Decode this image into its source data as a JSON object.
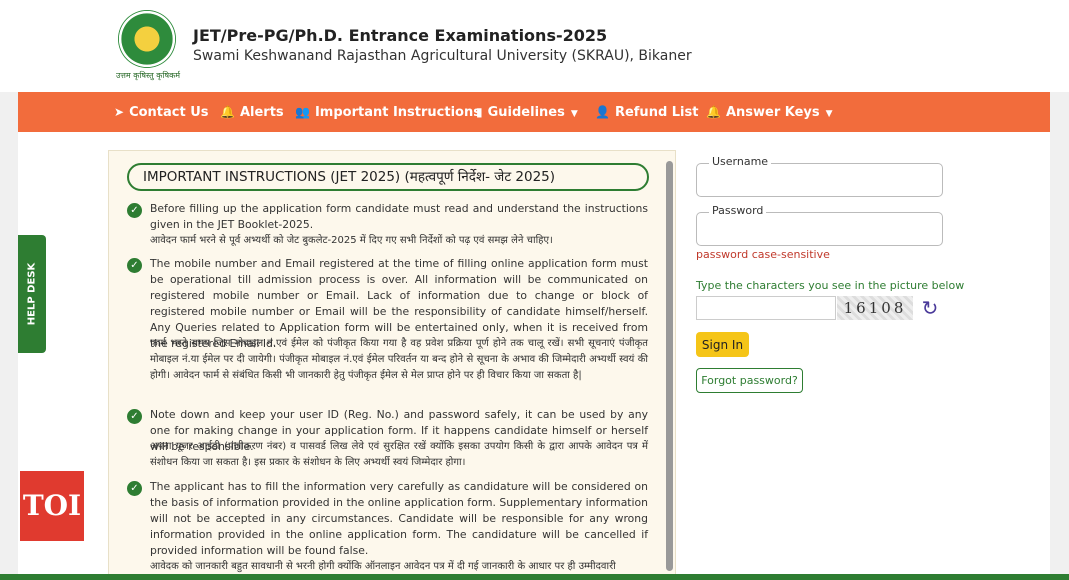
{
  "header": {
    "title": "JET/Pre-PG/Ph.D. Entrance Examinations-2025",
    "subtitle": "Swami Keshwanand Rajasthan Agricultural University (SKRAU), Bikaner",
    "logo_motto": "उत्तम कृषिस्तु कृषिकर्म"
  },
  "nav": {
    "items": [
      {
        "label": "Contact Us",
        "icon": "paper-plane-icon"
      },
      {
        "label": "Alerts",
        "icon": "bell-icon"
      },
      {
        "label": "Important Instructions",
        "icon": "users-icon"
      },
      {
        "label": "Guidelines",
        "icon": "bar-chart-icon"
      },
      {
        "label": "Refund List",
        "icon": "user-icon"
      },
      {
        "label": "Answer Keys",
        "icon": "bell-icon"
      }
    ]
  },
  "instructions": {
    "title": "IMPORTANT INSTRUCTIONS (JET 2025) (महत्वपूर्ण निर्देश- जेट 2025)",
    "items": [
      {
        "en": "Before filling up the application form candidate must read and understand the instructions given in the JET Booklet-2025.",
        "hi": "आवेदन फार्म भरने से पूर्व अभ्यर्थी को जेट बुकलेट-2025 में दिए गए सभी निर्देशों को पढ़ एवं समझ लेने चाहिए।"
      },
      {
        "en": "The mobile number and Email registered at the time of filling online application form must be operational till admission process is over. All information will be communicated on registered mobile number or Email. Lack of information due to change or block of registered mobile number or Email will be the responsibility of candidate himself/herself. Any Queries related to Application form will be entertained only, when it is received from the registered Email Id.",
        "hi": "फार्म भरते समय जिस मोबाइल नं.एवं ईमेल को पंजीकृत किया गया है वह प्रवेश प्रक्रिया पूर्ण होने तक चालू रखें। सभी सूचनाएं पंजीकृत मोबाइल नं.या ईमेल पर दी जायेगी। पंजीकृत मोबाइल नं.एवं ईमेल परिवर्तन या बन्द होने से सूचना के अभाव की जिम्मेदारी अभ्यर्थी स्वयं की होगी। आवेदन फार्म से संबंधित किसी भी जानकारी हेतु पंजीकृत ईमेल से मेल प्राप्त होने पर ही विचार किया जा सकता है|"
      },
      {
        "en": "Note down and keep your user ID (Reg. No.) and password safely, it can be used by any one for making change in your application form. If it happens candidate himself or herself will be responsible.",
        "hi": "अपना यूजर आईडी (पंजीकरण नंबर) व पासवर्ड लिख लेवे एवं सुरक्षित रखें क्योंकि इसका उपयोग किसी के द्वारा आपके आवेदन पत्र में संशोधन किया जा सकता है। इस प्रकार के संशोधन के लिए अभ्यर्थी स्वयं जिम्मेदार होगा।"
      },
      {
        "en": "The applicant has to fill the information very carefully as candidature will be considered on the basis of information provided in the online application form. Supplementary information will not be accepted in any circumstances. Candidate will be responsible for any wrong information provided in the online application form. The candidature will be cancelled if provided information will be found false.",
        "hi": "आवेदक को जानकारी बहुत सावधानी से भरनी होगी क्योंकि ऑनलाइन आवेदन पत्र में दी गई जानकारी के आधार पर ही उम्मीदवारी"
      }
    ]
  },
  "login": {
    "username_label": "Username",
    "password_label": "Password",
    "password_note": "password case-sensitive",
    "captcha_label": "Type the characters you see in the picture below",
    "captcha_text": "16108",
    "signin_label": "Sign In",
    "forgot_label": "Forgot password?"
  },
  "side": {
    "help_desk": "HELP DESK",
    "toi": "TOI"
  },
  "colors": {
    "nav_bg": "#f26c3c",
    "accent_green": "#2e7d32",
    "signin_yellow": "#f5c518",
    "note_red": "#c0392b"
  }
}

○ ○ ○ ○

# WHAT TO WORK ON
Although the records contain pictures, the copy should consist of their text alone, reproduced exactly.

# FINISHED EXERCISE
Decode this image into its source data as a JSON object.
{
  "header": {
    "title": "JET/Pre-PG/Ph.D. Entrance Examinations-2025",
    "subtitle": "Swami Keshwanand Rajasthan Agricultural University (SKRAU), Bikaner",
    "logo_motto": "उत्तम कृषिस्तु कृषिकर्म"
  },
  "nav": {
    "items": [
      {
        "label": "Contact Us",
        "icon": "paper-plane-icon"
      },
      {
        "label": "Alerts",
        "icon": "bell-icon"
      },
      {
        "label": "Important Instructions",
        "icon": "users-icon"
      },
      {
        "label": "Guidelines",
        "icon": "bar-chart-icon"
      },
      {
        "label": "Refund List",
        "icon": "user-icon"
      },
      {
        "label": "Answer Keys",
        "icon": "bell-icon"
      }
    ]
  },
  "instructions": {
    "title": "IMPORTANT INSTRUCTIONS (JET 2025) (महत्वपूर्ण निर्देश- जेट 2025)",
    "items": [
      {
        "en": "Before filling up the application form candidate must read and understand the instructions given in the JET Booklet-2025.",
        "hi": "आवेदन फार्म भरने से पूर्व अभ्यर्थी को जेट बुकलेट-2025 में दिए गए सभी निर्देशों को पढ़ एवं समझ लेने चाहिए।"
      },
      {
        "en": "The mobile number and Email registered at the time of filling online application form must be operational till admission process is over. All information will be communicated on registered mobile number or Email. Lack of information due to change or block of registered mobile number or Email will be the responsibility of candidate himself/herself. Any Queries related to Application form will be entertained only, when it is received from the registered Email Id.",
        "hi": "फार्म भरते समय जिस मोबाइल नं.एवं ईमेल को पंजीकृत किया गया है वह प्रवेश प्रक्रिया पूर्ण होने तक चालू रखें। सभी सूचनाएं पंजीकृत मोबाइल नं.या ईमेल पर दी जायेगी। पंजीकृत मोबाइल नं.एवं ईमेल परिवर्तन या बन्द होने से सूचना के अभाव की जिम्मेदारी अभ्यर्थी स्वयं की होगी। आवेदन फार्म से संबंधित किसी भी जानकारी हेतु पंजीकृत ईमेल से मेल प्राप्त होने पर ही विचार किया जा सकता है|"
      },
      {
        "en": "Note down and keep your user ID (Reg. No.) and password safely, it can be used by any one for making change in your application form. If it happens candidate himself or herself will be responsible.",
        "hi": "अपना यूजर आईडी (पंजीकरण नंबर) व पासवर्ड लिख लेवे एवं सुरक्षित रखें क्योंकि इसका उपयोग किसी के द्वारा आपके आवेदन पत्र में संशोधन किया जा सकता है। इस प्रकार के संशोधन के लिए अभ्यर्थी स्वयं जिम्मेदार होगा।"
      },
      {
        "en": "The applicant has to fill the information very carefully as candidature will be considered on the basis of information provided in the online application form. Supplementary information will not be accepted in any circumstances. Candidate will be responsible for any wrong information provided in the online application form. The candidature will be cancelled if provided information will be found false.",
        "hi": "आवेदक को जानकारी बहुत सावधानी से भरनी होगी क्योंकि ऑनलाइन आवेदन पत्र में दी गई जानकारी के आधार पर ही उम्मीदवारी"
      }
    ]
  },
  "login": {
    "username_label": "Username",
    "password_label": "Password",
    "password_note": "password case-sensitive",
    "captcha_label": "Type the characters you see in the picture below",
    "captcha_text": "16108",
    "signin_label": "Sign In",
    "forgot_label": "Forgot password?"
  },
  "side": {
    "help_desk": "HELP DESK",
    "toi": "TOI"
  },
  "colors": {
    "nav_bg": "#f26c3c",
    "accent_green": "#2e7d32",
    "signin_yellow": "#f5c518",
    "note_red": "#c0392b"
  }
}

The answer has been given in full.